START Data

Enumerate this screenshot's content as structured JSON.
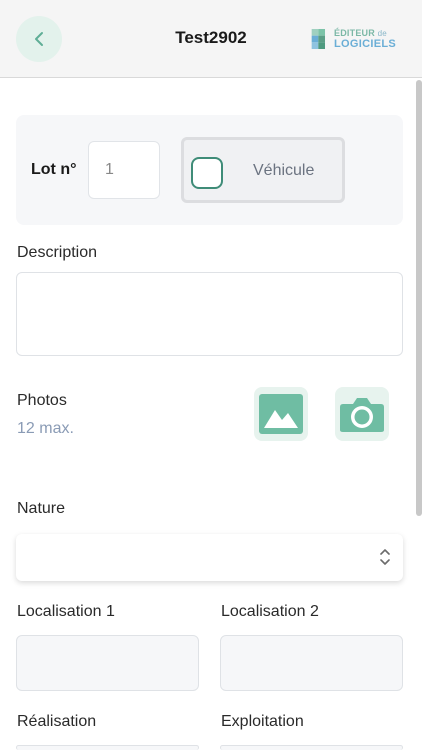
{
  "header": {
    "title": "Test2902",
    "back_icon": "chevron-left-icon",
    "logo": {
      "line1": "ÉDITEUR",
      "line1_small": "de",
      "line2": "LOGICIELS"
    }
  },
  "lot": {
    "label": "Lot n°",
    "number_value": "1",
    "vehicule_label": "Véhicule",
    "vehicule_checked": false
  },
  "description": {
    "label": "Description",
    "value": ""
  },
  "photos": {
    "label": "Photos",
    "max_text": "12 max.",
    "gallery_icon": "image-icon",
    "camera_icon": "camera-icon"
  },
  "nature": {
    "label": "Nature",
    "selected": ""
  },
  "localisation1": {
    "label": "Localisation 1",
    "value": ""
  },
  "localisation2": {
    "label": "Localisation 2",
    "value": ""
  },
  "realisation": {
    "label": "Réalisation"
  },
  "exploitation": {
    "label": "Exploitation"
  },
  "colors": {
    "accent": "#3f8c78",
    "accent_light": "#e7f3ee",
    "muted_text": "#8a9bb5"
  }
}
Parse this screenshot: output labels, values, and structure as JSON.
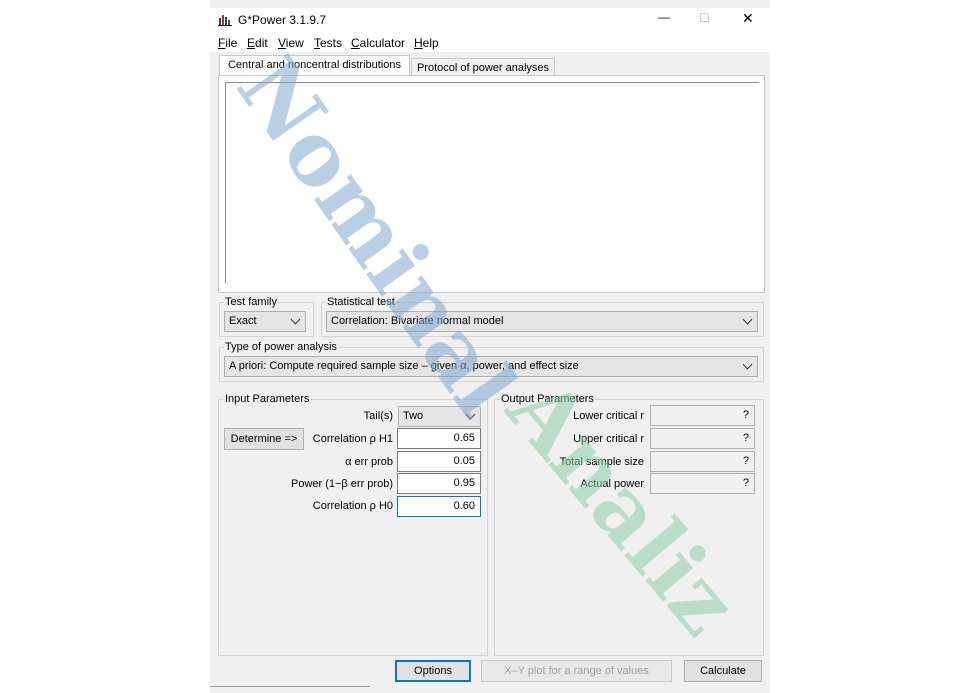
{
  "window": {
    "title": "G*Power 3.1.9.7",
    "controls": {
      "minimize": "—",
      "maximize": "□",
      "close": "✕"
    }
  },
  "menu": {
    "items": [
      {
        "underline": "F",
        "rest": "ile"
      },
      {
        "underline": "E",
        "rest": "dit"
      },
      {
        "underline": "V",
        "rest": "iew"
      },
      {
        "underline": "T",
        "rest": "ests"
      },
      {
        "underline": "C",
        "rest": "alculator"
      },
      {
        "underline": "H",
        "rest": "elp"
      }
    ]
  },
  "tabs": [
    {
      "label": "Central and noncentral distributions",
      "active": true
    },
    {
      "label": "Protocol of power analyses",
      "active": false
    }
  ],
  "test_family": {
    "label": "Test family",
    "value": "Exact"
  },
  "statistical_test": {
    "label": "Statistical test",
    "value": "Correlation: Bivariate normal model"
  },
  "power_analysis_type": {
    "label": "Type of power analysis",
    "value": "A priori: Compute required sample size – given α, power, and effect size"
  },
  "input_parameters": {
    "title": "Input Parameters",
    "determine_button": "Determine =>",
    "tails": {
      "label": "Tail(s)",
      "value": "Two"
    },
    "corr_h1": {
      "label": "Correlation ρ H1",
      "value": "0.65"
    },
    "alpha": {
      "label": "α err prob",
      "value": "0.05"
    },
    "power": {
      "label": "Power (1−β err prob)",
      "value": "0.95"
    },
    "corr_h0": {
      "label": "Correlation ρ H0",
      "value": "0.60"
    }
  },
  "output_parameters": {
    "title": "Output Parameters",
    "lower_critical_r": {
      "label": "Lower critical r",
      "value": "?"
    },
    "upper_critical_r": {
      "label": "Upper critical r",
      "value": "?"
    },
    "total_sample_size": {
      "label": "Total sample size",
      "value": "?"
    },
    "actual_power": {
      "label": "Actual power",
      "value": "?"
    }
  },
  "buttons": {
    "options": "Options",
    "xy_plot": "X–Y plot for a range of values",
    "calculate": "Calculate"
  },
  "watermark": {
    "line1": "Nominal",
    "line2": "Analiz",
    "color1": "#7fa9cf",
    "color2": "#8fcfa8"
  }
}
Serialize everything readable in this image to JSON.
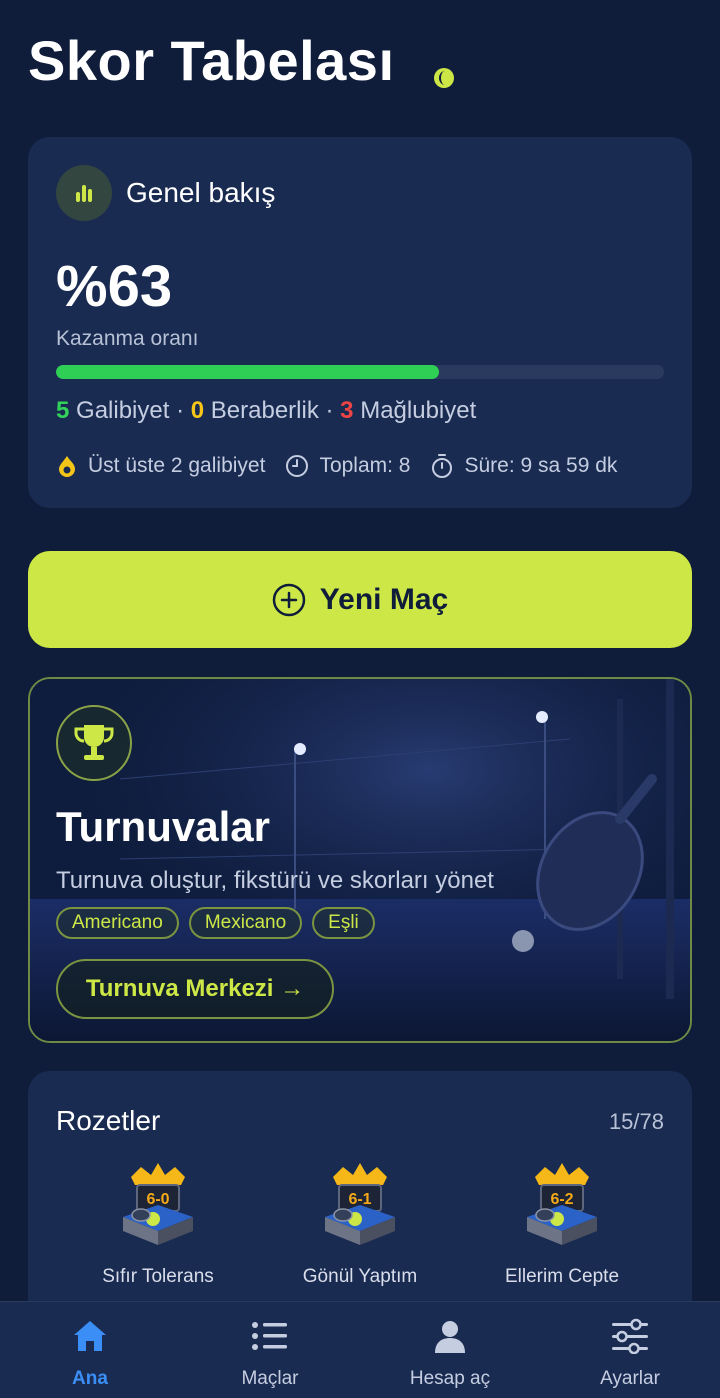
{
  "header": {
    "title": "Skor Tabelası"
  },
  "overview": {
    "title": "Genel bakış",
    "win_rate": "%63",
    "win_rate_label": "Kazanma oranı",
    "win_rate_fraction": 0.63,
    "wins": "5",
    "wins_label": "Galibiyet",
    "draws": "0",
    "draws_label": "Beraberlik",
    "losses": "3",
    "losses_label": "Mağlubiyet",
    "streak": "Üst üste 2 galibiyet",
    "total": "Toplam: 8",
    "duration": "Süre: 9 sa 59 dk"
  },
  "new_match": {
    "label": "Yeni Maç"
  },
  "tournaments": {
    "title": "Turnuvalar",
    "subtitle": "Turnuva oluştur, fikstürü ve skorları yönet",
    "tags": [
      "Americano",
      "Mexicano",
      "Eşli"
    ],
    "button": "Turnuva Merkezi →"
  },
  "badges": {
    "title": "Rozetler",
    "count": "15/78",
    "items": [
      {
        "label": "Sıfır Tolerans",
        "score": "6-0"
      },
      {
        "label": "Gönül Yaptım",
        "score": "6-1"
      },
      {
        "label": "Ellerim Cepte",
        "score": "6-2"
      }
    ]
  },
  "tabs": [
    {
      "label": "Ana",
      "icon": "home-icon",
      "active": true
    },
    {
      "label": "Maçlar",
      "icon": "list-icon",
      "active": false
    },
    {
      "label": "Hesap aç",
      "icon": "user-icon",
      "active": false
    },
    {
      "label": "Ayarlar",
      "icon": "sliders-icon",
      "active": false
    }
  ],
  "colors": {
    "background": "#0f1d3a",
    "card": "#1a2b52",
    "accent": "#cde846",
    "win": "#33d35b",
    "draw": "#f5c518",
    "loss": "#ef4444",
    "active_tab": "#3b8ef5"
  }
}
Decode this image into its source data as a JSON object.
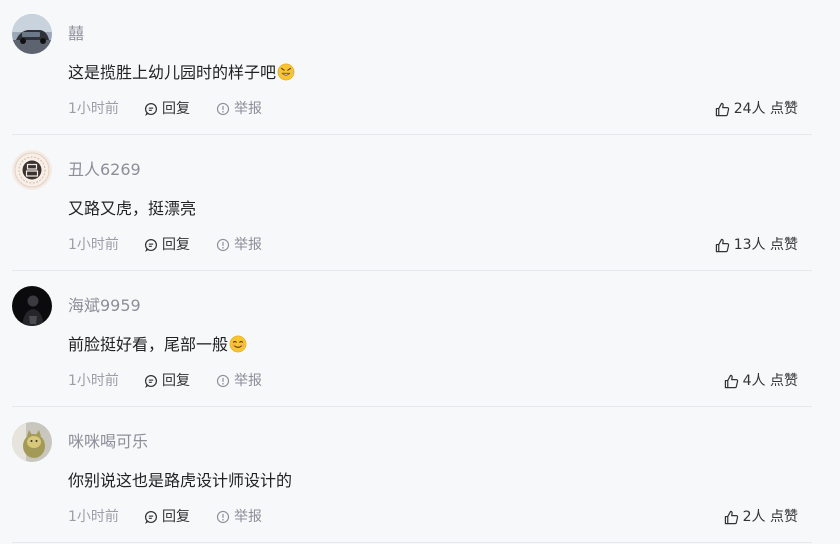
{
  "comments": [
    {
      "username": "囍",
      "text": "这是揽胜上幼儿园时的样子吧",
      "emoji": "rofl-emoji",
      "time": "1小时前",
      "reply_label": "回复",
      "report_label": "举报",
      "likes": "24人 点赞",
      "avatar": "car-photo"
    },
    {
      "username": "丑人6269",
      "text": "又路又虎，挺漂亮",
      "emoji": "",
      "time": "1小时前",
      "reply_label": "回复",
      "report_label": "举报",
      "likes": "13人 点赞",
      "avatar": "seal-badge"
    },
    {
      "username": "海斌9959",
      "text": "前脸挺好看，尾部一般",
      "emoji": "smile-emoji",
      "time": "1小时前",
      "reply_label": "回复",
      "report_label": "举报",
      "likes": "4人 点赞",
      "avatar": "dark-portrait"
    },
    {
      "username": "咪咪喝可乐",
      "text": "你别说这也是路虎设计师设计的",
      "emoji": "",
      "time": "1小时前",
      "reply_label": "回复",
      "report_label": "举报",
      "likes": "2人 点赞",
      "avatar": "cat-photo"
    }
  ]
}
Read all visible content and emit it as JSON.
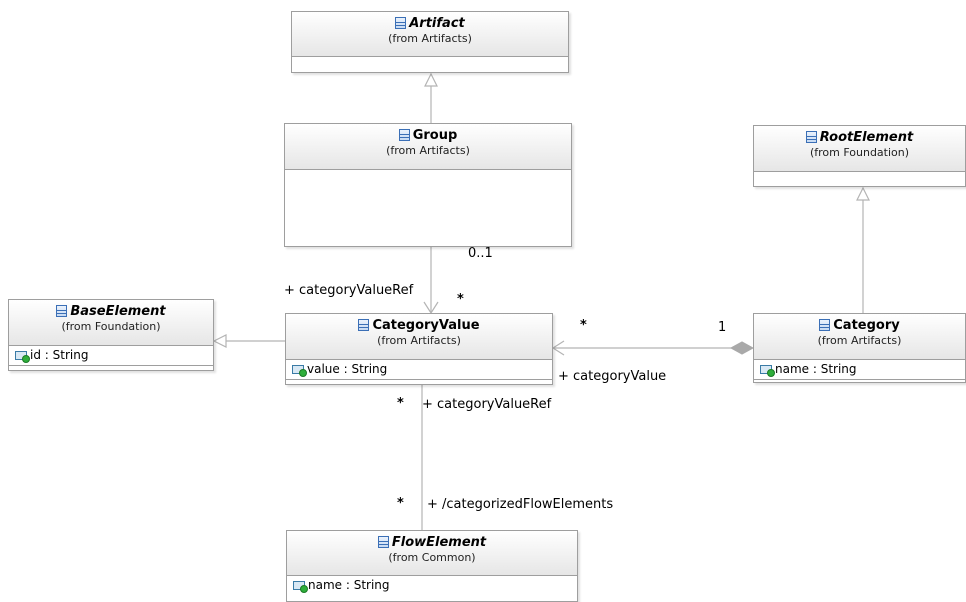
{
  "classes": {
    "artifact": {
      "name": "Artifact",
      "from": "(from Artifacts)"
    },
    "group": {
      "name": "Group",
      "from": "(from Artifacts)"
    },
    "root_element": {
      "name": "RootElement",
      "from": "(from Foundation)"
    },
    "base_element": {
      "name": "BaseElement",
      "from": "(from Foundation)",
      "attribute": "id : String"
    },
    "category_value": {
      "name": "CategoryValue",
      "from": "(from Artifacts)",
      "attribute": "value : String"
    },
    "category": {
      "name": "Category",
      "from": "(from Artifacts)",
      "attribute": "name : String"
    },
    "flow_element": {
      "name": "FlowElement",
      "from": "(from Common)",
      "attribute": "name : String"
    }
  },
  "associations": {
    "group_to_category_value": {
      "source_multiplicity": "0..1",
      "target_role": "+ categoryValueRef",
      "target_multiplicity": "*"
    },
    "category_to_category_value": {
      "source_multiplicity": "1",
      "target_role": "+ categoryValue",
      "target_multiplicity": "*"
    },
    "category_value_to_flow_element": {
      "upper_multiplicity": "*",
      "upper_role": "+ categoryValueRef",
      "lower_multiplicity": "*",
      "lower_role": "+ /categorizedFlowElements"
    }
  },
  "colors": {
    "line": "#b4b4b4",
    "border": "#9e9e9e",
    "header_gradient_end": "#e6e6e6",
    "class_icon": "#3b6fb6",
    "attribute_icon_dot": "#2eae3b"
  }
}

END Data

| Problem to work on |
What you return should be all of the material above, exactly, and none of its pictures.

| Solution for this exercise |
Enumerate this screenshot's content as structured JSON.
{
  "header": {
    "title": "Test2902",
    "back_icon": "chevron-left-icon",
    "logo": {
      "line1": "ÉDITEUR",
      "line1_small": "de",
      "line2": "LOGICIELS"
    }
  },
  "lot": {
    "label": "Lot n°",
    "number_value": "1",
    "vehicule_label": "Véhicule",
    "vehicule_checked": false
  },
  "description": {
    "label": "Description",
    "value": ""
  },
  "photos": {
    "label": "Photos",
    "max_text": "12 max.",
    "gallery_icon": "image-icon",
    "camera_icon": "camera-icon"
  },
  "nature": {
    "label": "Nature",
    "selected": ""
  },
  "localisation1": {
    "label": "Localisation 1",
    "value": ""
  },
  "localisation2": {
    "label": "Localisation 2",
    "value": ""
  },
  "realisation": {
    "label": "Réalisation"
  },
  "exploitation": {
    "label": "Exploitation"
  },
  "colors": {
    "accent": "#3f8c78",
    "accent_light": "#e7f3ee",
    "muted_text": "#8a9bb5"
  }
}
Parse this screenshot: output labels, values, and structure as JSON.
{
  "window": {
    "title": "G*Power 3.1.9.7",
    "controls": {
      "minimize": "—",
      "maximize": "□",
      "close": "✕"
    }
  },
  "menu": {
    "items": [
      {
        "underline": "F",
        "rest": "ile"
      },
      {
        "underline": "E",
        "rest": "dit"
      },
      {
        "underline": "V",
        "rest": "iew"
      },
      {
        "underline": "T",
        "rest": "ests"
      },
      {
        "underline": "C",
        "rest": "alculator"
      },
      {
        "underline": "H",
        "rest": "elp"
      }
    ]
  },
  "tabs": [
    {
      "label": "Central and noncentral distributions",
      "active": true
    },
    {
      "label": "Protocol of power analyses",
      "active": false
    }
  ],
  "test_family": {
    "label": "Test family",
    "value": "Exact"
  },
  "statistical_test": {
    "label": "Statistical test",
    "value": "Correlation: Bivariate normal model"
  },
  "power_analysis_type": {
    "label": "Type of power analysis",
    "value": "A priori: Compute required sample size – given α, power, and effect size"
  },
  "input_parameters": {
    "title": "Input Parameters",
    "determine_button": "Determine =>",
    "tails": {
      "label": "Tail(s)",
      "value": "Two"
    },
    "corr_h1": {
      "label": "Correlation ρ H1",
      "value": "0.65"
    },
    "alpha": {
      "label": "α err prob",
      "value": "0.05"
    },
    "power": {
      "label": "Power (1−β err prob)",
      "value": "0.95"
    },
    "corr_h0": {
      "label": "Correlation ρ H0",
      "value": "0.60"
    }
  },
  "output_parameters": {
    "title": "Output Parameters",
    "lower_critical_r": {
      "label": "Lower critical r",
      "value": "?"
    },
    "upper_critical_r": {
      "label": "Upper critical r",
      "value": "?"
    },
    "total_sample_size": {
      "label": "Total sample size",
      "value": "?"
    },
    "actual_power": {
      "label": "Actual power",
      "value": "?"
    }
  },
  "buttons": {
    "options": "Options",
    "xy_plot": "X–Y plot for a range of values",
    "calculate": "Calculate"
  },
  "watermark": {
    "line1": "Nominal",
    "line2": "Analiz",
    "color1": "#7fa9cf",
    "color2": "#8fcfa8"
  }
}
Serialize everything readable in this image to JSON.
{
  "header": {
    "title": "Skor Tabelası"
  },
  "overview": {
    "title": "Genel bakış",
    "win_rate": "%63",
    "win_rate_label": "Kazanma oranı",
    "win_rate_fraction": 0.63,
    "wins": "5",
    "wins_label": "Galibiyet",
    "draws": "0",
    "draws_label": "Beraberlik",
    "losses": "3",
    "losses_label": "Mağlubiyet",
    "streak": "Üst üste 2 galibiyet",
    "total": "Toplam: 8",
    "duration": "Süre: 9 sa 59 dk"
  },
  "new_match": {
    "label": "Yeni Maç"
  },
  "tournaments": {
    "title": "Turnuvalar",
    "subtitle": "Turnuva oluştur, fikstürü ve skorları yönet",
    "tags": [
      "Americano",
      "Mexicano",
      "Eşli"
    ],
    "button": "Turnuva Merkezi →"
  },
  "badges": {
    "title": "Rozetler",
    "count": "15/78",
    "items": [
      {
        "label": "Sıfır Tolerans",
        "score": "6-0"
      },
      {
        "label": "Gönül Yaptım",
        "score": "6-1"
      },
      {
        "label": "Ellerim Cepte",
        "score": "6-2"
      }
    ]
  },
  "tabs": [
    {
      "label": "Ana",
      "icon": "home-icon",
      "active": true
    },
    {
      "label": "Maçlar",
      "icon": "list-icon",
      "active": false
    },
    {
      "label": "Hesap aç",
      "icon": "user-icon",
      "active": false
    },
    {
      "label": "Ayarlar",
      "icon": "sliders-icon",
      "active": false
    }
  ],
  "colors": {
    "background": "#0f1d3a",
    "card": "#1a2b52",
    "accent": "#cde846",
    "win": "#33d35b",
    "draw": "#f5c518",
    "loss": "#ef4444",
    "active_tab": "#3b8ef5"
  }
}
Decode this image into its source data as a JSON object.
{
  "comments": [
    {
      "username": "囍",
      "text": "这是揽胜上幼儿园时的样子吧",
      "emoji": "rofl-emoji",
      "time": "1小时前",
      "reply_label": "回复",
      "report_label": "举报",
      "likes": "24人 点赞",
      "avatar": "car-photo"
    },
    {
      "username": "丑人6269",
      "text": "又路又虎，挺漂亮",
      "emoji": "",
      "time": "1小时前",
      "reply_label": "回复",
      "report_label": "举报",
      "likes": "13人 点赞",
      "avatar": "seal-badge"
    },
    {
      "username": "海斌9959",
      "text": "前脸挺好看，尾部一般",
      "emoji": "smile-emoji",
      "time": "1小时前",
      "reply_label": "回复",
      "report_label": "举报",
      "likes": "4人 点赞",
      "avatar": "dark-portrait"
    },
    {
      "username": "咪咪喝可乐",
      "text": "你别说这也是路虎设计师设计的",
      "emoji": "",
      "time": "1小时前",
      "reply_label": "回复",
      "report_label": "举报",
      "likes": "2人 点赞",
      "avatar": "cat-photo"
    }
  ]
}
Read all visible content and emit it as JSON.
{
  "classes": {
    "artifact": {
      "name": "Artifact",
      "from": "(from Artifacts)"
    },
    "group": {
      "name": "Group",
      "from": "(from Artifacts)"
    },
    "root_element": {
      "name": "RootElement",
      "from": "(from Foundation)"
    },
    "base_element": {
      "name": "BaseElement",
      "from": "(from Foundation)",
      "attribute": "id : String"
    },
    "category_value": {
      "name": "CategoryValue",
      "from": "(from Artifacts)",
      "attribute": "value : String"
    },
    "category": {
      "name": "Category",
      "from": "(from Artifacts)",
      "attribute": "name : String"
    },
    "flow_element": {
      "name": "FlowElement",
      "from": "(from Common)",
      "attribute": "name : String"
    }
  },
  "associations": {
    "group_to_category_value": {
      "source_multiplicity": "0..1",
      "target_role": "+ categoryValueRef",
      "target_multiplicity": "*"
    },
    "category_to_category_value": {
      "source_multiplicity": "1",
      "target_role": "+ categoryValue",
      "target_multiplicity": "*"
    },
    "category_value_to_flow_element": {
      "upper_multiplicity": "*",
      "upper_role": "+ categoryValueRef",
      "lower_multiplicity": "*",
      "lower_role": "+ /categorizedFlowElements"
    }
  },
  "colors": {
    "line": "#b4b4b4",
    "border": "#9e9e9e",
    "header_gradient_end": "#e6e6e6",
    "class_icon": "#3b6fb6",
    "attribute_icon_dot": "#2eae3b"
  }
}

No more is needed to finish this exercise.